* HOW TO COMPLETE THIS TASK
Search the records for the word "Sales" and report each line that has it.

* SUPPLIED ENTRIES
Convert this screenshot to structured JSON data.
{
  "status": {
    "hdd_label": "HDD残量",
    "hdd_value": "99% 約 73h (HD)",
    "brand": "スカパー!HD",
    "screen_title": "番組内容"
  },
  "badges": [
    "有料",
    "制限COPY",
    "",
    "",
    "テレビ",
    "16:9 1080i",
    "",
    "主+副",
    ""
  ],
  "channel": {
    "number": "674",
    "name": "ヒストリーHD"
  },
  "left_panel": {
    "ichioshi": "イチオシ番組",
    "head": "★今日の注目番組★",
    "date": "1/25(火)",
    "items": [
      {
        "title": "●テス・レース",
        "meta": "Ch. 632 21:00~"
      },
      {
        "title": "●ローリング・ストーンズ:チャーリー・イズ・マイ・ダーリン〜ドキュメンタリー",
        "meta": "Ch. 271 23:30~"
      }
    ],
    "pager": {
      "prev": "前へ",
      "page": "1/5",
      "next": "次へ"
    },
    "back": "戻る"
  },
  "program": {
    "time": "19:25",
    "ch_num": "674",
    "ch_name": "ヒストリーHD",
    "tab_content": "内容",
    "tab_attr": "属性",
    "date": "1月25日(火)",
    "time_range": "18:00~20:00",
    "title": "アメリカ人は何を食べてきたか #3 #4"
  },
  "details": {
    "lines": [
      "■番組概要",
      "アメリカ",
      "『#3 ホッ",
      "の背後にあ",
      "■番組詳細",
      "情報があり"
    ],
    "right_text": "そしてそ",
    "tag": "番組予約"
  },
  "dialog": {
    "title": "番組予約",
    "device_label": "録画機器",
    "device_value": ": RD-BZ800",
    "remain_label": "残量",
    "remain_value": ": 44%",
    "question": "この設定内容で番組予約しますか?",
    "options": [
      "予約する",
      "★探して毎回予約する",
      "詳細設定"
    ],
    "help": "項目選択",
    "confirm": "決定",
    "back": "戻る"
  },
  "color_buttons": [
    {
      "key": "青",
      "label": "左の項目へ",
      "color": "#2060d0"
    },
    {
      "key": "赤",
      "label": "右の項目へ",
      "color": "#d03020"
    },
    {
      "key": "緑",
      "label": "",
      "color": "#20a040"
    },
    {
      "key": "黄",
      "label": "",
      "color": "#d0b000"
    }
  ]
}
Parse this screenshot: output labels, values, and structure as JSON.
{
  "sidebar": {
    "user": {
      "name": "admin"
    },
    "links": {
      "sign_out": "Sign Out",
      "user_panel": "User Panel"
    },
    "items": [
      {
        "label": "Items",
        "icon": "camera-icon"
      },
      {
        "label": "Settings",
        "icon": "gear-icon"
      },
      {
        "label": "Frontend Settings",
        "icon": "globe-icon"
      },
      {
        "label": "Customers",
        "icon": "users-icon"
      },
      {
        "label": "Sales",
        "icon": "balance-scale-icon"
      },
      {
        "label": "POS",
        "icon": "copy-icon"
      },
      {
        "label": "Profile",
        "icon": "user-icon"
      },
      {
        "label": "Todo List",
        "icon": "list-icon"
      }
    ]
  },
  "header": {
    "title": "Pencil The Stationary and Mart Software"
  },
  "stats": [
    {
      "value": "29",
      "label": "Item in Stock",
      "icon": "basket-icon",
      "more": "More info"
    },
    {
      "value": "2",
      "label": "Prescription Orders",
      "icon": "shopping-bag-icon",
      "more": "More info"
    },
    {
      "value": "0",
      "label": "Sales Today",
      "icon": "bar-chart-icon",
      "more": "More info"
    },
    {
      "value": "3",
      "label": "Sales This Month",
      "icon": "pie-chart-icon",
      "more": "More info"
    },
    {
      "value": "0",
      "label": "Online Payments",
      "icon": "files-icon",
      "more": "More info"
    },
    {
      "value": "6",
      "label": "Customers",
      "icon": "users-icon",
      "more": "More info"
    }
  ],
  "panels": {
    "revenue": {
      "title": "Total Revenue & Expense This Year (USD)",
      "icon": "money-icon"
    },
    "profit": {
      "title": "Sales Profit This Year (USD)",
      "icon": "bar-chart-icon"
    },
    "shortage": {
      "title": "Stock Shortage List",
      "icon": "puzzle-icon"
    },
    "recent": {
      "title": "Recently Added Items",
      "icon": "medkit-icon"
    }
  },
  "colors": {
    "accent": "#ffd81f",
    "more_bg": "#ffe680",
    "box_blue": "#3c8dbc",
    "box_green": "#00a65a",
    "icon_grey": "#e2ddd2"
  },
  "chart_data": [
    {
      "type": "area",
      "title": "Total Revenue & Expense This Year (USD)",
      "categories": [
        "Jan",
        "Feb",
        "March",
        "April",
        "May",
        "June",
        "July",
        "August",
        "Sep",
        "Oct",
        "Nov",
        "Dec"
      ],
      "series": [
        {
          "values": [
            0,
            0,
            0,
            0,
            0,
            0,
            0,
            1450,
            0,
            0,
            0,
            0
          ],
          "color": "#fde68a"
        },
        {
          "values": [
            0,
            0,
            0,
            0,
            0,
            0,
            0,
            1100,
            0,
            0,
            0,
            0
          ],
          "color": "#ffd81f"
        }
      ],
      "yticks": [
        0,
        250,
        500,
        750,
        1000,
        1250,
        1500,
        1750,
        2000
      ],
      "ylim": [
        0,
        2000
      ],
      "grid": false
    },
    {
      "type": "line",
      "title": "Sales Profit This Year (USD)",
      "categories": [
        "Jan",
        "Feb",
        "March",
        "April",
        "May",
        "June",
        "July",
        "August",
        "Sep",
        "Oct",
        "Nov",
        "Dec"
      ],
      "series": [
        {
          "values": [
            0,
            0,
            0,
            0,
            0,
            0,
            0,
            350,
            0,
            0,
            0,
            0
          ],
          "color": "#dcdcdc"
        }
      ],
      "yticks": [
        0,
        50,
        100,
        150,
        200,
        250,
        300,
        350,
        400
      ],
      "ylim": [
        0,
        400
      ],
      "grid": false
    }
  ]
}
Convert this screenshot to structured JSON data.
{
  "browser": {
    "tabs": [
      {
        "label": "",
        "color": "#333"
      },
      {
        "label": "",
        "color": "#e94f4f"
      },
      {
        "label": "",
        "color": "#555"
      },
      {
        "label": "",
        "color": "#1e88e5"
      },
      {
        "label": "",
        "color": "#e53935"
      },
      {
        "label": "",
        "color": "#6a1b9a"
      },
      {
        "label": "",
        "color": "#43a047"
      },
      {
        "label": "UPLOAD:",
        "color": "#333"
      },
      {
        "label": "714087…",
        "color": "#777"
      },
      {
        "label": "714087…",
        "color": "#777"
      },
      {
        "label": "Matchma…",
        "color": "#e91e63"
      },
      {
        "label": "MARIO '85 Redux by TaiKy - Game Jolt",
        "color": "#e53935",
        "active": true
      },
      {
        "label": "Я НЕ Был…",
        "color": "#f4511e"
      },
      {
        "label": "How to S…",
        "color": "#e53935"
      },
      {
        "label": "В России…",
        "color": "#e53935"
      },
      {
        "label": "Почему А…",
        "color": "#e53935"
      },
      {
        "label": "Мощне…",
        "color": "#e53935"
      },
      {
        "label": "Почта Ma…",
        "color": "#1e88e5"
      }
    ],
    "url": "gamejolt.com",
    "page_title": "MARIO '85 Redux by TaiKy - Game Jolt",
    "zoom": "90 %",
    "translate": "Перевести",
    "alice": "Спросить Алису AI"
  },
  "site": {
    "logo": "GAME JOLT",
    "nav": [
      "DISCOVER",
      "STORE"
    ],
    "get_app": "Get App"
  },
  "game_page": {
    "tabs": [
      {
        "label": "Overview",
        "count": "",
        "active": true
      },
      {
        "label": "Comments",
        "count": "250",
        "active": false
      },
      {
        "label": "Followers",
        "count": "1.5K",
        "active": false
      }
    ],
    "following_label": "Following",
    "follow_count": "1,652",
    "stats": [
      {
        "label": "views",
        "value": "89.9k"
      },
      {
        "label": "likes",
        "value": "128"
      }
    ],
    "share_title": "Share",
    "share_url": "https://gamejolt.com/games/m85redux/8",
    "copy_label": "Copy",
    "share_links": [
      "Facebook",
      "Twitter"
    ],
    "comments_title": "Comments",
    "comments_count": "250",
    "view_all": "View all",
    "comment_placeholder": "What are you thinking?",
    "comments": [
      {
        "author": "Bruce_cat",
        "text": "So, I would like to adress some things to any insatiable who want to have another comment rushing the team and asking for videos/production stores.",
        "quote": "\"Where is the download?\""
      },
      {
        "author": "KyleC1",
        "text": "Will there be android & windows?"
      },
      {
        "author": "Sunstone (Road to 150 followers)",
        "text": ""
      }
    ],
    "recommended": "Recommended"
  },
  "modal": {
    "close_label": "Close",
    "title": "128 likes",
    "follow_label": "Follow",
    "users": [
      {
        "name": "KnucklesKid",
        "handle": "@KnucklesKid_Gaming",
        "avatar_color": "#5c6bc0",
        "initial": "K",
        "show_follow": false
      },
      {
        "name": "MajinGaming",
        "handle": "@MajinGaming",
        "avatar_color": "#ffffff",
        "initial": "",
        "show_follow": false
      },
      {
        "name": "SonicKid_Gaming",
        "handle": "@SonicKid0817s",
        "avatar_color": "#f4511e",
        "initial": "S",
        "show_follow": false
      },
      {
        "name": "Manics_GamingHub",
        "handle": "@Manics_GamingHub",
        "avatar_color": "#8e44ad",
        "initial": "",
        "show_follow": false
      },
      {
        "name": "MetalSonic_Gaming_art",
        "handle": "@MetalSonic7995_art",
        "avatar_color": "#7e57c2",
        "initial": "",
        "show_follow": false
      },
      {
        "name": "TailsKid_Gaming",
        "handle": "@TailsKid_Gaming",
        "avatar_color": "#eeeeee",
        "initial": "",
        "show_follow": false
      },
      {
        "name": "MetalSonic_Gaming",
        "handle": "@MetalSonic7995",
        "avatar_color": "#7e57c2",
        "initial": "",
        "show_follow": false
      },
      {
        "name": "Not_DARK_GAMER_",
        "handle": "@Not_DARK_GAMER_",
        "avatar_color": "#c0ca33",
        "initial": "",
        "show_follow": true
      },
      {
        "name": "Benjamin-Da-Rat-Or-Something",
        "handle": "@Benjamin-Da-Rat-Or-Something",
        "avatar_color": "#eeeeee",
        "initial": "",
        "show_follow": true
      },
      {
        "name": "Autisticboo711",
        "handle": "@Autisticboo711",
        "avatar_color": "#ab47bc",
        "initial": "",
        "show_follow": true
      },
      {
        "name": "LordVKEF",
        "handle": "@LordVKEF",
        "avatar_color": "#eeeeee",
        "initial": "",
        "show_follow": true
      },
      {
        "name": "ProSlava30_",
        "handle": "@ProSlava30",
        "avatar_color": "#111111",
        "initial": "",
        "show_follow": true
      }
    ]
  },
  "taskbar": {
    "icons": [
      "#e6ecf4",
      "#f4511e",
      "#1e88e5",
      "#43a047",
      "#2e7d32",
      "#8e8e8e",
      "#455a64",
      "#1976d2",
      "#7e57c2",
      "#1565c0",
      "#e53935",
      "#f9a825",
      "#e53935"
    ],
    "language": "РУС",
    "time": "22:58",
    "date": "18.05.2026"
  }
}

* RESPONSE AREA
        "label": "Sales",
      "label": "Sales Today",
      "label": "Sales This Month",
      "title": "Sales Profit This Year (USD)",
      "title": "Sales Profit This Year (USD)",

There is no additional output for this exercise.